» What to do:
Filter these entries down to lines holding "data".

» Extracted records:
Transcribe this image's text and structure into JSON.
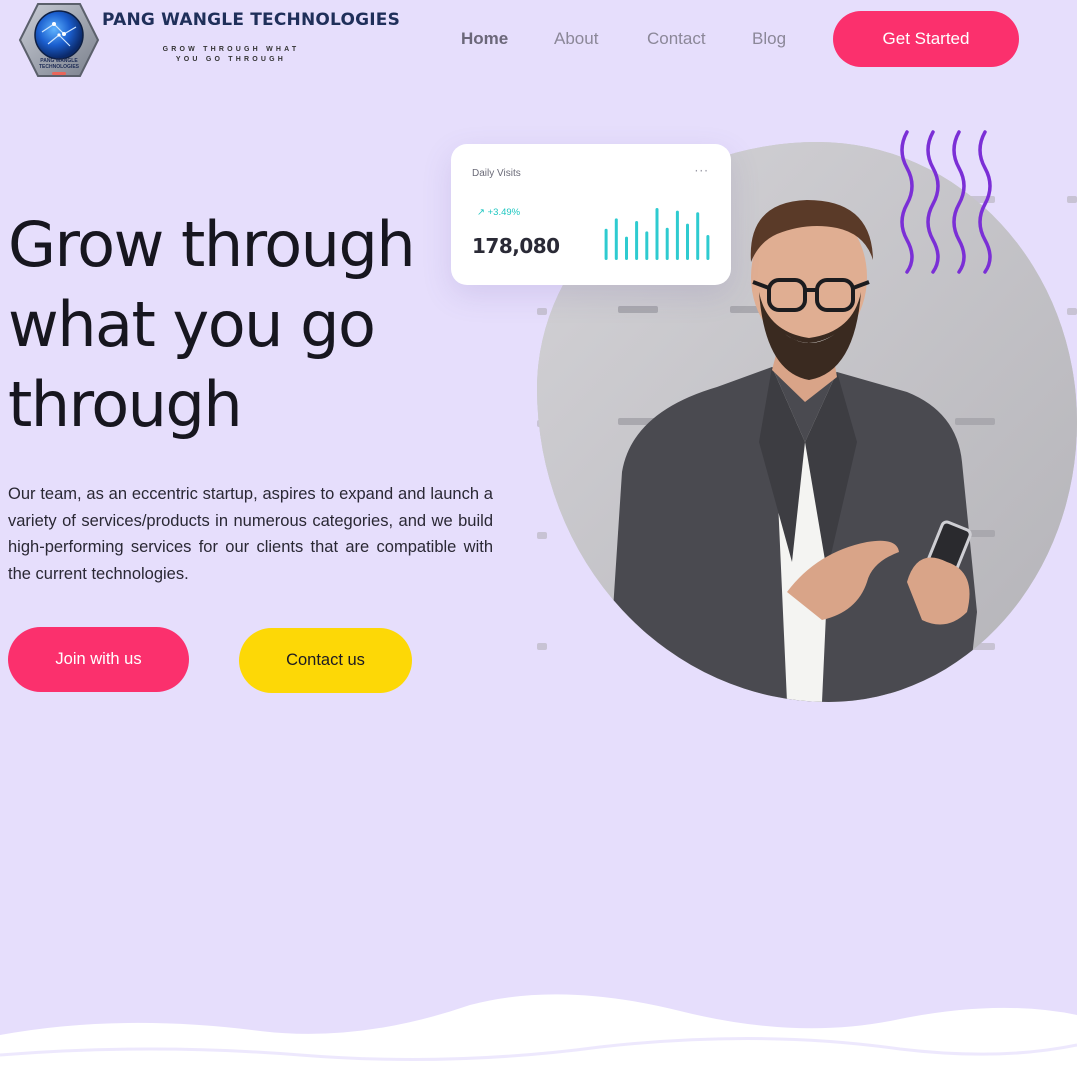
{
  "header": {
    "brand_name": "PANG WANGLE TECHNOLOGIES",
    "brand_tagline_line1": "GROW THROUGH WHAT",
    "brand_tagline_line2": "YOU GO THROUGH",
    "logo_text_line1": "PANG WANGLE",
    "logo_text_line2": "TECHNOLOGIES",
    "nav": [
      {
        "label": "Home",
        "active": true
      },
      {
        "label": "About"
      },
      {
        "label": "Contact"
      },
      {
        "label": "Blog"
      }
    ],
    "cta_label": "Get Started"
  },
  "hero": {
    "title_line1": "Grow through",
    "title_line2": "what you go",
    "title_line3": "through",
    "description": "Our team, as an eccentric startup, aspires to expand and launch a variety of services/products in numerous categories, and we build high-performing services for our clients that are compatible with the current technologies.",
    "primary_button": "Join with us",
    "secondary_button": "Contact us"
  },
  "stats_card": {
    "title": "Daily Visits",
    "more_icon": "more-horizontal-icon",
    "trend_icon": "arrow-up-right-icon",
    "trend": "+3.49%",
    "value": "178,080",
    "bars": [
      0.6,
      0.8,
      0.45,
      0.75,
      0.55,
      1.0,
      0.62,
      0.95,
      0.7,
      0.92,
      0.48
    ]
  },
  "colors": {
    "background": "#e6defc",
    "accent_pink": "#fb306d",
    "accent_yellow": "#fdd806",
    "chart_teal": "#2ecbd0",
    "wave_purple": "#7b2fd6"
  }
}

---

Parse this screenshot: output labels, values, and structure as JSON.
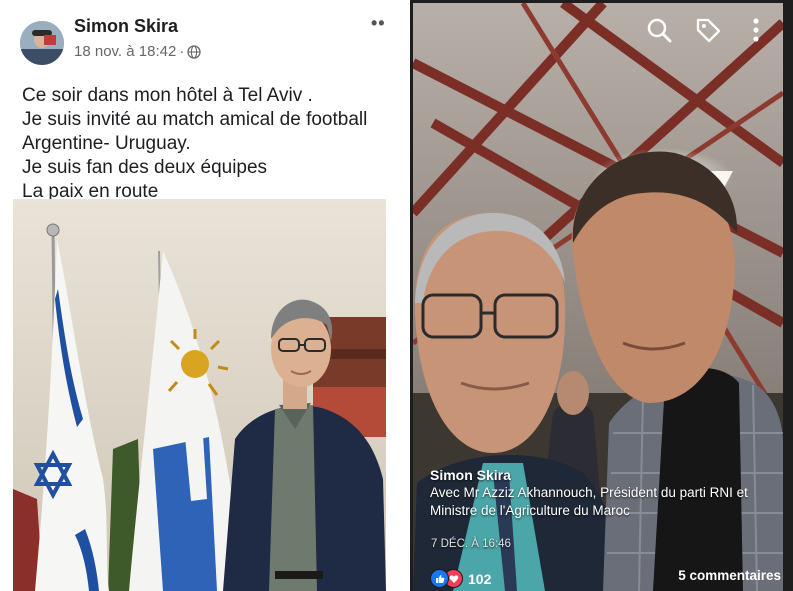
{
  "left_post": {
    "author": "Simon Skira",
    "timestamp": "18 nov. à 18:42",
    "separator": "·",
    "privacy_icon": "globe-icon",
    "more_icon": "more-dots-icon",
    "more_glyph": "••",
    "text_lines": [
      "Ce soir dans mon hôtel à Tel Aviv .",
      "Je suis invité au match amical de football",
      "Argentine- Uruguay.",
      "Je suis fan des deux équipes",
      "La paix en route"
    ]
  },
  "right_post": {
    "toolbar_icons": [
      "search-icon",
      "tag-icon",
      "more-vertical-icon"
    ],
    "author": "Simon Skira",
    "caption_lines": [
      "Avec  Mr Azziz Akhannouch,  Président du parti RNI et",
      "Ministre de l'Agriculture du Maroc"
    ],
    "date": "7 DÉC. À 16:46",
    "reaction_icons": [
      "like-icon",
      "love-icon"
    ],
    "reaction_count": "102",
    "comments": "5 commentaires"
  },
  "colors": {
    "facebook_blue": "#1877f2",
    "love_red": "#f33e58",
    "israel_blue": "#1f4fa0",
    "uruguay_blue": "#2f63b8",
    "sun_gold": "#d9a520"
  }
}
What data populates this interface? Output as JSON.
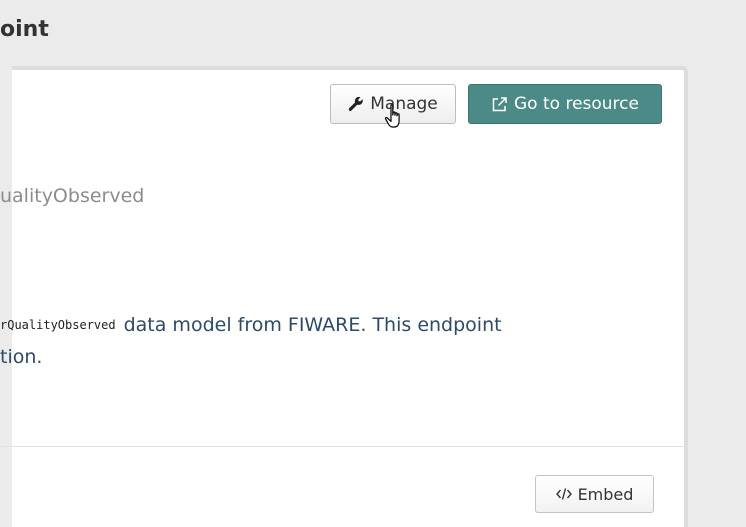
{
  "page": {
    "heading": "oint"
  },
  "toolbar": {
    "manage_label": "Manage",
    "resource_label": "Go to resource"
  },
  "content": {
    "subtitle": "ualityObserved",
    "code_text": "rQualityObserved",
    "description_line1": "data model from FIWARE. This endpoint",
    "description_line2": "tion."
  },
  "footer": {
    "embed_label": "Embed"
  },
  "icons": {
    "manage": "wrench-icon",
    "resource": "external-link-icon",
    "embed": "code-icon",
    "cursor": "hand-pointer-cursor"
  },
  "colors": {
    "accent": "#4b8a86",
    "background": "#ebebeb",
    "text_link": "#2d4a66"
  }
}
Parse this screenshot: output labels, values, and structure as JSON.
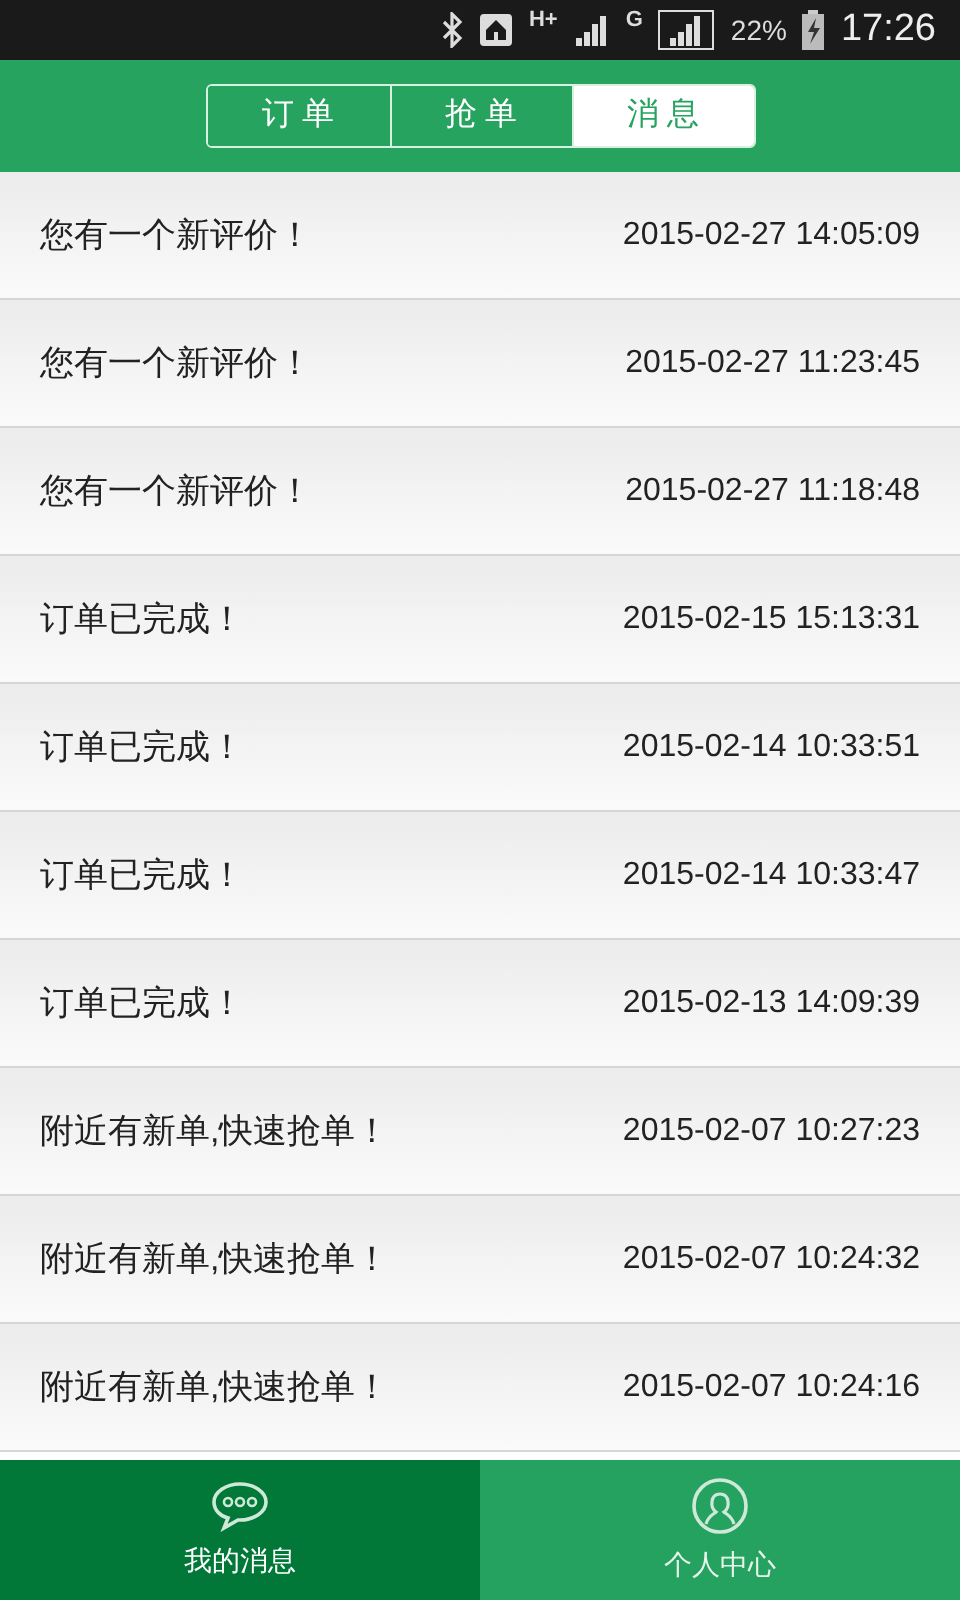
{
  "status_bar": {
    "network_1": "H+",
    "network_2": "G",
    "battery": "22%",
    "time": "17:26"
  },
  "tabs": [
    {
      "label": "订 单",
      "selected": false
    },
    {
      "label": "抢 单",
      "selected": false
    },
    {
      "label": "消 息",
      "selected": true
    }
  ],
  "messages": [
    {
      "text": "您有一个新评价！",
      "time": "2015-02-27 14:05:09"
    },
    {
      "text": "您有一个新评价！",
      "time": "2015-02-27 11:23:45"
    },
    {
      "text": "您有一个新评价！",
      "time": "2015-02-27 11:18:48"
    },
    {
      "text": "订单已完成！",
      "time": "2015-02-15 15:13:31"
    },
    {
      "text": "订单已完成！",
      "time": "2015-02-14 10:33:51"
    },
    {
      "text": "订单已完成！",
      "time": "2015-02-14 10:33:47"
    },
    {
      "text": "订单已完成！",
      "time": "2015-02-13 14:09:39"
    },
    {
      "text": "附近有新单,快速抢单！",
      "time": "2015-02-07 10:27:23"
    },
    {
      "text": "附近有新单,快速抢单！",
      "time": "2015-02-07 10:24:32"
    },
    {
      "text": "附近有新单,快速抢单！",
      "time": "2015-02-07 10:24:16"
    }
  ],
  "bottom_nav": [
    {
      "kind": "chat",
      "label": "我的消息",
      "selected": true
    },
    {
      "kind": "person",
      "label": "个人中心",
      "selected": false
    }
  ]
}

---

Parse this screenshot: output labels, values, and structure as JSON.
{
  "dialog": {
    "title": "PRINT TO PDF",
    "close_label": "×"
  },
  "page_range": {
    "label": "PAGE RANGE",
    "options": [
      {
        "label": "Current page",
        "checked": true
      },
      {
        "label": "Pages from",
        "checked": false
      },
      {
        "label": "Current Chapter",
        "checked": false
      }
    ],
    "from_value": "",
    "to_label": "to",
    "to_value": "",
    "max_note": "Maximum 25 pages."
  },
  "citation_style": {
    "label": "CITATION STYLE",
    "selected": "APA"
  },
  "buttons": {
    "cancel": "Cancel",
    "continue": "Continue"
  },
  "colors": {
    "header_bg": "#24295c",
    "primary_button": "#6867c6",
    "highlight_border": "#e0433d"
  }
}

» Exercise answer:
What data populates this interface? Output as JSON.
    "description_line1": "data model from FIWARE. This endpoint",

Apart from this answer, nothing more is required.